West Dunbartonshire Council to cut school week to save £1m
West Dunbartonshire Council is to cut two-and-a-half hours from the primary school week in a bid to save about £1m.
The cut would affect time for things like "golden time" and assemblies.
The council said teaching time with the regular class teacher would remain protected.
A consultation will suggest options such as an early daily finish or early finish on Fridays. The plan, which will be phased in from August, has been branded "a disgrace" by some parents.
Labour-run West Dunbartonshire Council is looking to make £17m of savings over the next three years.
In agreeing its latest budget, the authority said it had to make "tough decisions to balance its budget" after seeing its funding "reduced by 22% over the past five years".
In a statement, the council said: "One of these decisions is to change the primary school week from 25 hours to 22.5 hours per week.

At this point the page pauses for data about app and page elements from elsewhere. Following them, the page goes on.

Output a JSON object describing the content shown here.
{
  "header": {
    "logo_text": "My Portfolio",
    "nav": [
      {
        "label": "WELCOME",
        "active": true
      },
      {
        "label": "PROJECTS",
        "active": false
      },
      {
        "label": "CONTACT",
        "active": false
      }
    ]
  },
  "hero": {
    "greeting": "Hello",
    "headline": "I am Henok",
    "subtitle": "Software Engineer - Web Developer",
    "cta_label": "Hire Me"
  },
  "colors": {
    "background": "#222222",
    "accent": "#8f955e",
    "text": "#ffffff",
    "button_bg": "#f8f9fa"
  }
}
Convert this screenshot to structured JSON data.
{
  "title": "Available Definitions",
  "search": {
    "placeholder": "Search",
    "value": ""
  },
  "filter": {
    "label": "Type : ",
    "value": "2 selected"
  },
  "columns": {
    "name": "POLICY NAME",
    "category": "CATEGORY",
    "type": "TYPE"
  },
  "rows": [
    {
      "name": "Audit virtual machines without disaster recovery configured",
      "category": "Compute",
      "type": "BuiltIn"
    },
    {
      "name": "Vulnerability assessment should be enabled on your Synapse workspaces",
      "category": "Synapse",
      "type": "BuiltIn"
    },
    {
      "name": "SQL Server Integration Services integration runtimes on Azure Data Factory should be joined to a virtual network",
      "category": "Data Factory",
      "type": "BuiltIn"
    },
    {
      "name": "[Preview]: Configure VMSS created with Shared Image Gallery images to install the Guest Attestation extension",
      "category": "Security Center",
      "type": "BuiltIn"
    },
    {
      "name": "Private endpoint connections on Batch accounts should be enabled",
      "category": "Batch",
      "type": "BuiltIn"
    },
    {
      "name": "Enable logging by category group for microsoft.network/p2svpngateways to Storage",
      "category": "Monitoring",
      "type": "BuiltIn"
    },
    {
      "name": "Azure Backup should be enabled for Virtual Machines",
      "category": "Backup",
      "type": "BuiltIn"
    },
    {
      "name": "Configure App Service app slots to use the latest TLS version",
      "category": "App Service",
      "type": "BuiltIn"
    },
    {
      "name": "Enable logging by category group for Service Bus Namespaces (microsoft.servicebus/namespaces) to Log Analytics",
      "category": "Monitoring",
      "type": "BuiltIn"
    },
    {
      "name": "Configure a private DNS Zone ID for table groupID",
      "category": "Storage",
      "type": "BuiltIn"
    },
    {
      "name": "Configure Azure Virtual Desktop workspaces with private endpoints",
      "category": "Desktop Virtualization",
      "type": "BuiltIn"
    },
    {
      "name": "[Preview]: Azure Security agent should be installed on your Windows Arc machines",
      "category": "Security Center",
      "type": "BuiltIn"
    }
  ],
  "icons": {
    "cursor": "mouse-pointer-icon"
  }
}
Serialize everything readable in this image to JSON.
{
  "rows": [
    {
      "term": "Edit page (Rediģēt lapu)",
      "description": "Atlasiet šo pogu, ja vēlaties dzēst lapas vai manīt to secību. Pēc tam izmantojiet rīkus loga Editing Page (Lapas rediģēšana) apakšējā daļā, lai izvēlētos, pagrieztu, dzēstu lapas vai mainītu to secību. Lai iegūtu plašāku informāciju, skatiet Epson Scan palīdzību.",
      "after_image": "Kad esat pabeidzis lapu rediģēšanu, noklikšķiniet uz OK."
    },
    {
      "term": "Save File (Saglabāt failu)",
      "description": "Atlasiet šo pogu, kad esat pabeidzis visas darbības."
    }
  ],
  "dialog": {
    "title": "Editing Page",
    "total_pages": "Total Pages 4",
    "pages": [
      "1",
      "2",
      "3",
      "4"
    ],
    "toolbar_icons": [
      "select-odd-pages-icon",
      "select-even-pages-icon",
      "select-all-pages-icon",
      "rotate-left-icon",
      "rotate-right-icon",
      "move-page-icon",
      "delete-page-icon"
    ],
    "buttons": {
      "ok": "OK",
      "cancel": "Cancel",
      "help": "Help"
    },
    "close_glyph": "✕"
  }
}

"This will match the 22.5 hours per week that teachers are currently contracted to spend in the classroom. A number of other councils are currently considering similar changes.
"In the current timetable the 2.5 hours in question are currently provided by teachers who are not the pupils' usual class teacher, and may in some cases include periods of 'golden time' or assemblies."
The council said that the new timetable would be shorter "but the teaching time with the class teacher remains protected and will deliver our pupils a high quality of education".
The statement concluded: "The council will begin a consultation with parents in March to see how best to introduce this change.
"That could include increasing capacity in breakfast clubs and starting the school day at 9.30am, or ending the school day at 2.30pm each day.
"Alternatively it could be keeping the current hours of 9am to 3pm from Monday to Thursday and finishing the school day at lunch time on Fridays. Other patterns are also possible."
The council said it would aim to introduce agreed new arrangements "on a phased basis from August 2015" starting with primary one to primary three children.
One West Dunbartonshire parent, Clare Henderson, said of the council: "Their announcement yesterday to reduce the school day for primary school children in West Dunbartonshire by 2.5 hours (19 days over a school year) is a disgrace.
"The true sentiment of parental feeling is apparent in the social media group on Facebook."
Ms Henderson said the page titled "No to reducing primary school hours in West Dunbartonshire" had been set up to provide "a central place for parents to register their feelings".
She added: "The page has attracted over 2,000 likes and the online petition set up by another parent has over 2,500 signatures."